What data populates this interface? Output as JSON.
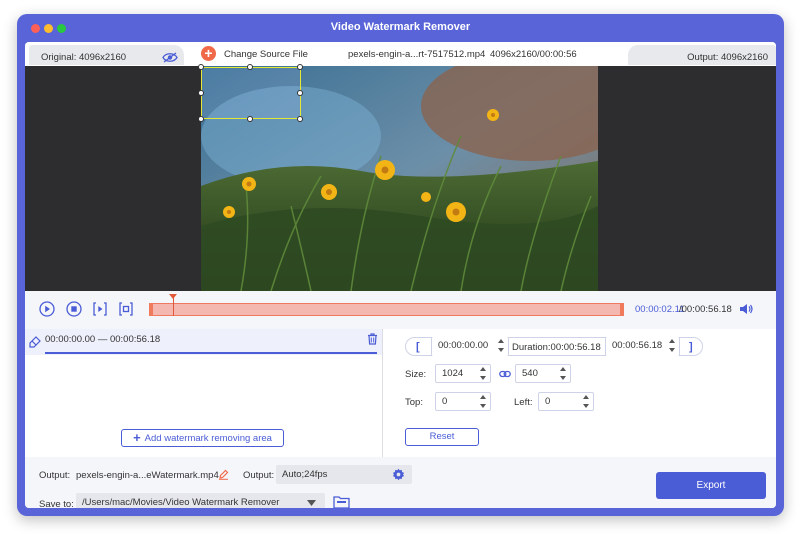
{
  "window": {
    "title": "Video Watermark Remover"
  },
  "header": {
    "original_label": "Original: 4096x2160",
    "change_source": "Change Source File",
    "file_name": "pexels-engin-a...rt-7517512.mp4",
    "file_info": "4096x2160/00:00:56",
    "output_label": "Output: 4096x2160"
  },
  "timeline": {
    "current_time": "00:00:02.11",
    "total_time": "/00:00:56.18"
  },
  "segment": {
    "range_text": "00:00:00.00 — 00:00:56.18"
  },
  "left_panel": {
    "add_area_label": "Add watermark removing area"
  },
  "right_panel": {
    "start_time": "00:00:00.00",
    "duration_label": "Duration:00:00:56.18",
    "end_time": "00:00:56.18",
    "size_label": "Size:",
    "width_value": "1024",
    "height_value": "540",
    "top_label": "Top:",
    "top_value": "0",
    "left_label": "Left:",
    "left_value": "0",
    "reset_label": "Reset"
  },
  "bottom": {
    "output_label": "Output:",
    "output_file": "pexels-engin-a...eWatermark.mp4",
    "output_format_label": "Output:",
    "output_format": "Auto;24fps",
    "save_to_label": "Save to:",
    "save_path": "/Users/mac/Movies/Video Watermark Remover",
    "export_label": "Export"
  },
  "colors": {
    "window_frame": "#5864d8",
    "accent": "#4a5cd6",
    "track_fill": "#f4b8b0",
    "track_border": "#ef7a62",
    "add_source": "#f06a4a"
  }
}
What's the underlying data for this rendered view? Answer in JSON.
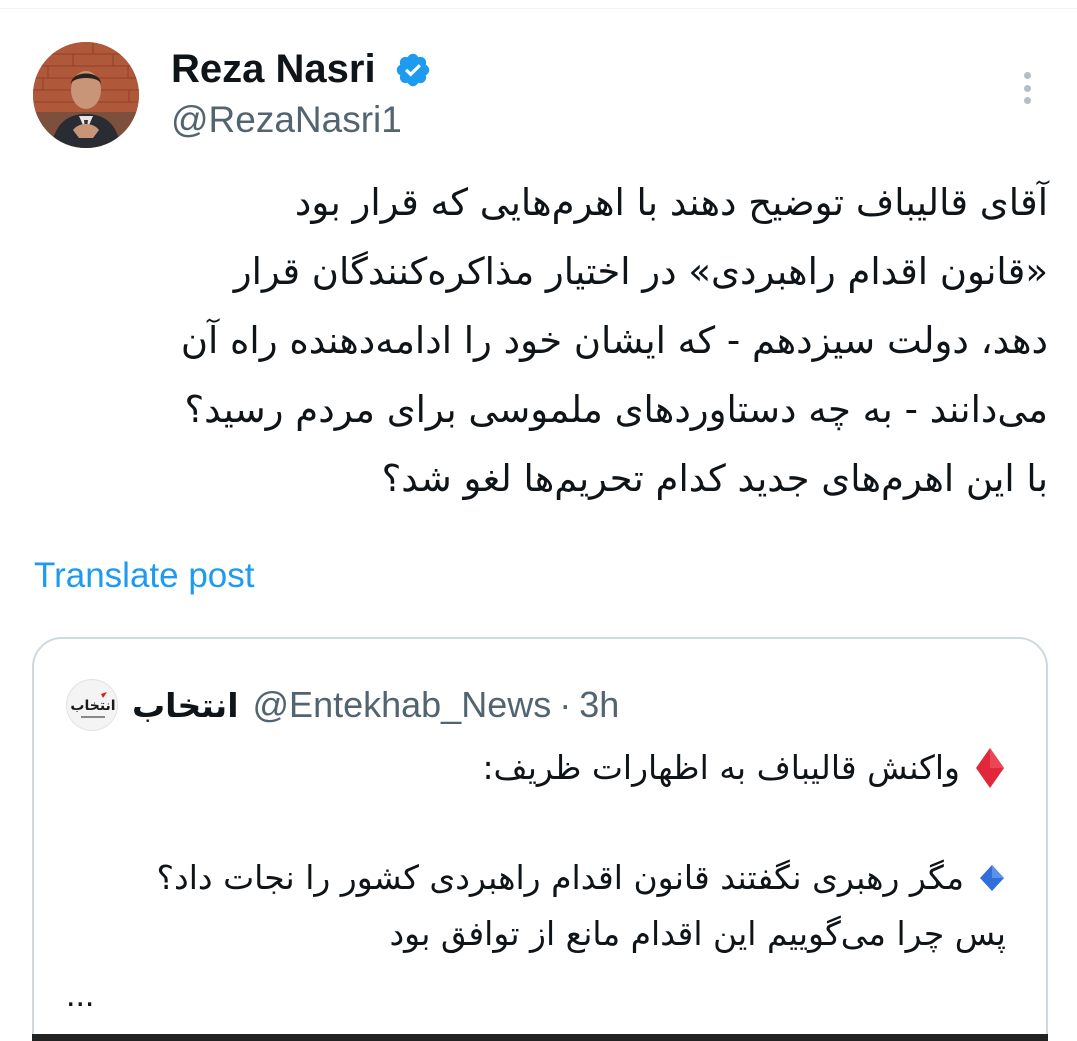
{
  "author": {
    "display_name": "Reza Nasri",
    "handle": "@RezaNasri1",
    "verified": true,
    "verified_badge_color": "#1d9bf0"
  },
  "tweet": {
    "lines": [
      "آقای قالیباف توضیح دهند با اهرم‌هایی که قرار بود",
      "«قانون اقدام راهبردی» در اختیار مذاکره‌کنندگان قرار",
      "دهد، دولت سیزدهم - که ایشان خود را ادامه‌دهنده راه آن",
      "می‌دانند - به چه دستاوردهای ملموسی برای مردم رسید؟",
      "با این اهرم‌های جدید کدام تحریم‌ها لغو شد؟"
    ],
    "translate_label": "Translate post"
  },
  "quote": {
    "name": "انتخاب",
    "handle": "@Entekhab_News",
    "separator": "·",
    "time": "3h",
    "line1": "واکنش قالیباف به اظهارات ظریف:",
    "line2": "مگر رهبری نگفتند قانون اقدام راهبردی کشور را نجات داد؟",
    "line3": "پس چرا می‌گوییم این اقدام مانع از توافق بود",
    "ellipsis": "..."
  },
  "icons": {
    "verified": "verified-badge-icon",
    "more": "more-vertical-icon",
    "bullet1": "red-diamond-icon",
    "bullet2": "blue-diamond-icon"
  },
  "colors": {
    "link": "#1d9bf0",
    "secondary_text": "#536471",
    "border": "#cfd9de"
  }
}
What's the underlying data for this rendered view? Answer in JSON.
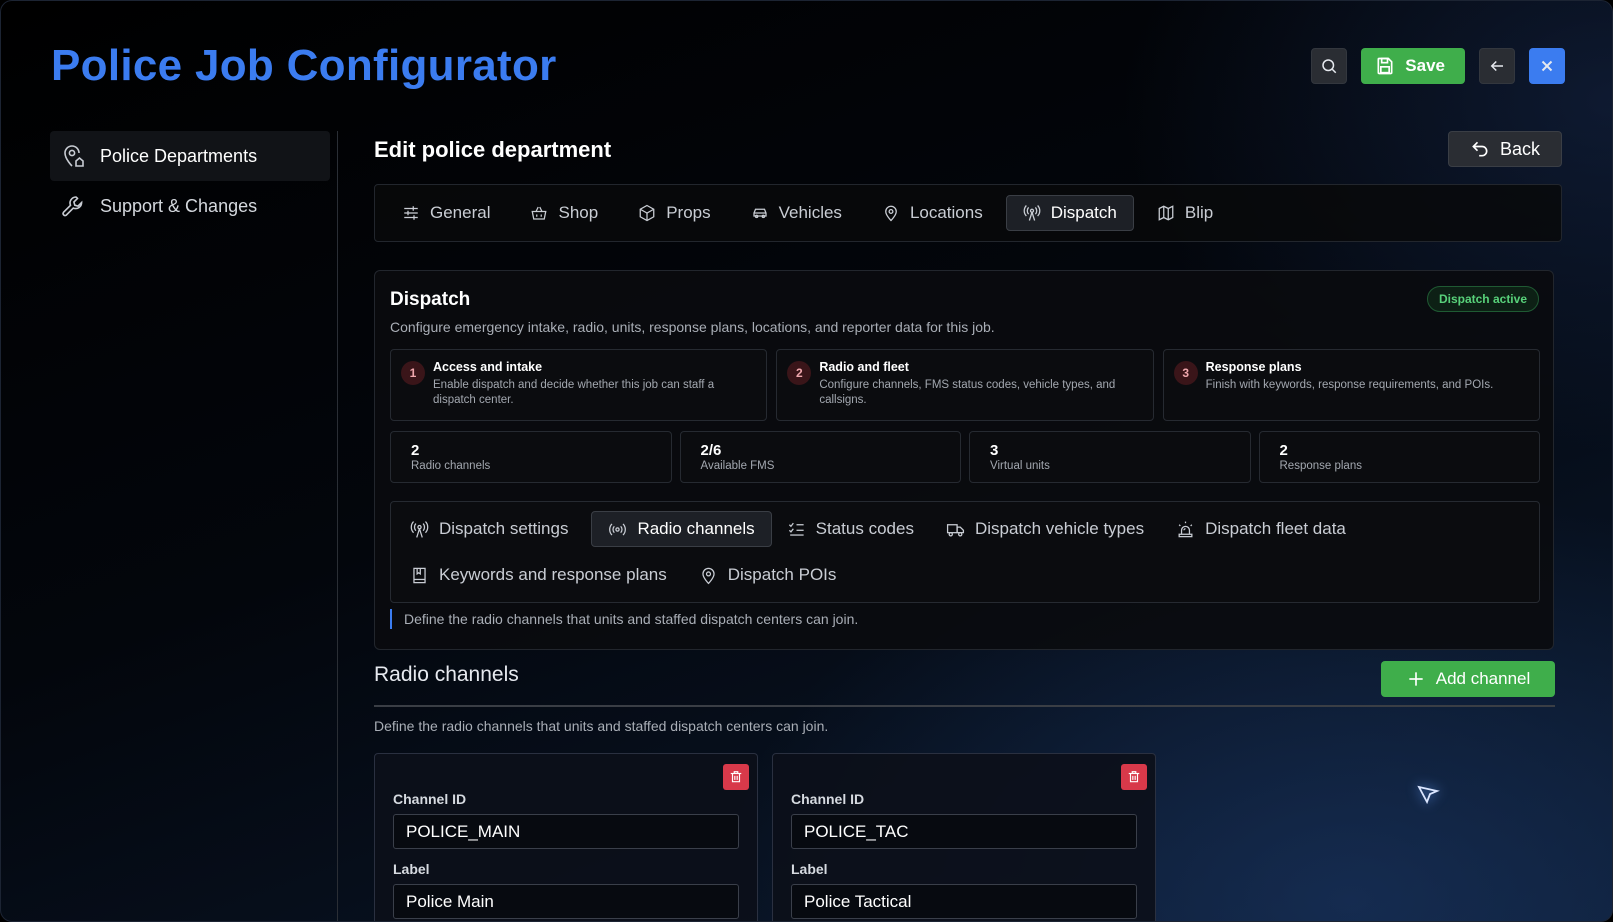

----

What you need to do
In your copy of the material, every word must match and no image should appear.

Output of the task
What data populates this interface? Output as JSON.
{
  "window": {
    "title": "Video Watermark Remover"
  },
  "header": {
    "original_label": "Original: 4096x2160",
    "change_source": "Change Source File",
    "file_name": "pexels-engin-a...rt-7517512.mp4",
    "file_info": "4096x2160/00:00:56",
    "output_label": "Output: 4096x2160"
  },
  "timeline": {
    "current_time": "00:00:02.11",
    "total_time": "/00:00:56.18"
  },
  "segment": {
    "range_text": "00:00:00.00 — 00:00:56.18"
  },
  "left_panel": {
    "add_area_label": "Add watermark removing area"
  },
  "right_panel": {
    "start_time": "00:00:00.00",
    "duration_label": "Duration:00:00:56.18",
    "end_time": "00:00:56.18",
    "size_label": "Size:",
    "width_value": "1024",
    "height_value": "540",
    "top_label": "Top:",
    "top_value": "0",
    "left_label": "Left:",
    "left_value": "0",
    "reset_label": "Reset"
  },
  "bottom": {
    "output_label": "Output:",
    "output_file": "pexels-engin-a...eWatermark.mp4",
    "output_format_label": "Output:",
    "output_format": "Auto;24fps",
    "save_to_label": "Save to:",
    "save_path": "/Users/mac/Movies/Video Watermark Remover",
    "export_label": "Export"
  },
  "colors": {
    "window_frame": "#5864d8",
    "accent": "#4a5cd6",
    "track_fill": "#f4b8b0",
    "track_border": "#ef7a62",
    "add_source": "#f06a4a"
  }
}
What's the underlying data for this rendered view? Answer in JSON.
{
  "author": {
    "display_name": "Reza Nasri",
    "handle": "@RezaNasri1",
    "verified": true,
    "verified_badge_color": "#1d9bf0"
  },
  "tweet": {
    "lines": [
      "آقای قالیباف توضیح دهند با اهرم‌هایی که قرار بود",
      "«قانون اقدام راهبردی» در اختیار مذاکره‌کنندگان قرار",
      "دهد، دولت سیزدهم - که ایشان خود را ادامه‌دهنده راه آن",
      "می‌دانند - به چه دستاوردهای ملموسی برای مردم رسید؟",
      "با این اهرم‌های جدید کدام تحریم‌ها لغو شد؟"
    ],
    "translate_label": "Translate post"
  },
  "quote": {
    "name": "انتخاب",
    "handle": "@Entekhab_News",
    "separator": "·",
    "time": "3h",
    "line1": "واکنش قالیباف به اظهارات ظریف:",
    "line2": "مگر رهبری نگفتند قانون اقدام راهبردی کشور را نجات داد؟",
    "line3": "پس چرا می‌گوییم این اقدام مانع از توافق بود",
    "ellipsis": "..."
  },
  "icons": {
    "verified": "verified-badge-icon",
    "more": "more-vertical-icon",
    "bullet1": "red-diamond-icon",
    "bullet2": "blue-diamond-icon"
  },
  "colors": {
    "link": "#1d9bf0",
    "secondary_text": "#536471",
    "border": "#cfd9de"
  }
}
What's the underlying data for this rendered view? Answer in JSON.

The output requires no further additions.